Throughout history and amongst all cultures and religions, major life events have been marked by both traditional and informal customs. There is some evidence, although nothing definitive, that the arrival of a new baby has been celebrated since the time of ancient Egypt.

The Victorian baby shower was the grandmother of today's modern showers. In the Victorian times of the late 1800s, ladies would organize afternoon tea parties for new mothers. At that time only wealthy families held these celebrations, the celebration was held after the child was born and was only attended by ladies. Gifts to the new mother were generally handmade.

By the early 20th century, the baby shower was born. Modelled after bridal showers, the tea parties of the late 19th century developed into more traditional and baby focused tea parties. These parties too were celebrated only by wealthy families after the child was born, and attended by women only. As many ladies would carry sun umbrellas to afternoon tea, the sun umbrella became forever associated with baby showers.

Baby showers as we know them today grew in popularity during the baby boom of post World War II United States. At that point they became parties celebrated prior to the arrival of the baby. Close friends and family of the mom-to-be were invited to shower her with useful gifts for the new baby. As parenting was still seen as the mother's role, these parties were still only attended by women. Generally a shower was only thrown for the first born child.

Today baby showers are customary and take on all sorts of forms from the most informal to a catered party at a country club or restaurant.
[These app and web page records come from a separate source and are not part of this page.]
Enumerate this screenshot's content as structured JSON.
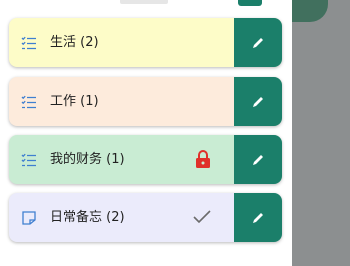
{
  "accent_color": "#1b7f6a",
  "notebooks": [
    {
      "label": "生活 (2)",
      "bg": "#fdfcc8",
      "icon": "checklist-icon",
      "status": "none"
    },
    {
      "label": "工作 (1)",
      "bg": "#fdebdc",
      "icon": "checklist-icon",
      "status": "none"
    },
    {
      "label": "我的财务 (1)",
      "bg": "#c9ecd3",
      "icon": "checklist-icon",
      "status": "lock-icon"
    },
    {
      "label": "日常备忘 (2)",
      "bg": "#ebebfb",
      "icon": "note-icon",
      "status": "check-icon"
    }
  ],
  "edit_icon": "pencil-icon"
}
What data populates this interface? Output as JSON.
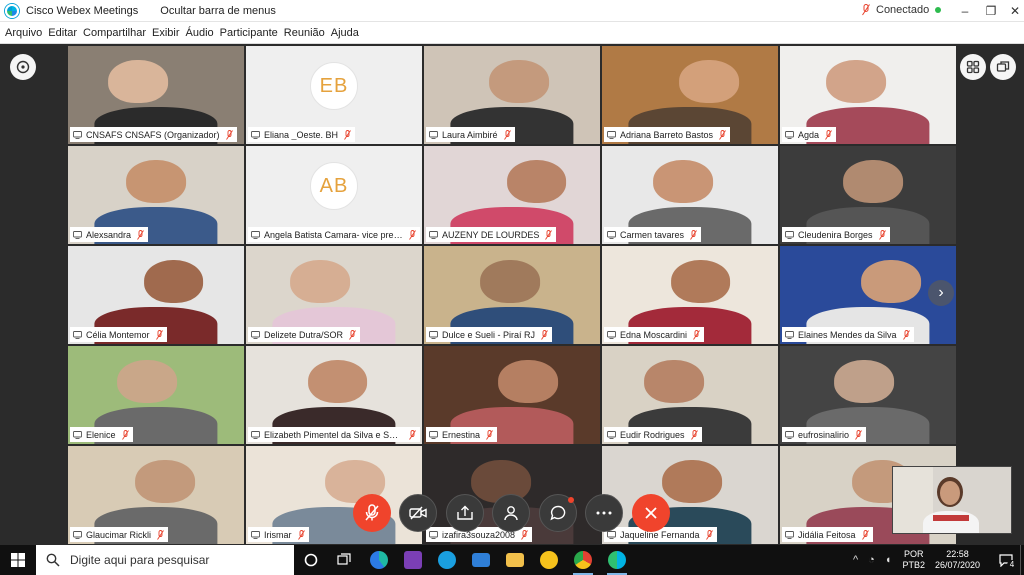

They may be celebrated for a first child or a fourth. Men and children are generally invited. Gifts may be personal, useful or light-hearted and party games are the norm.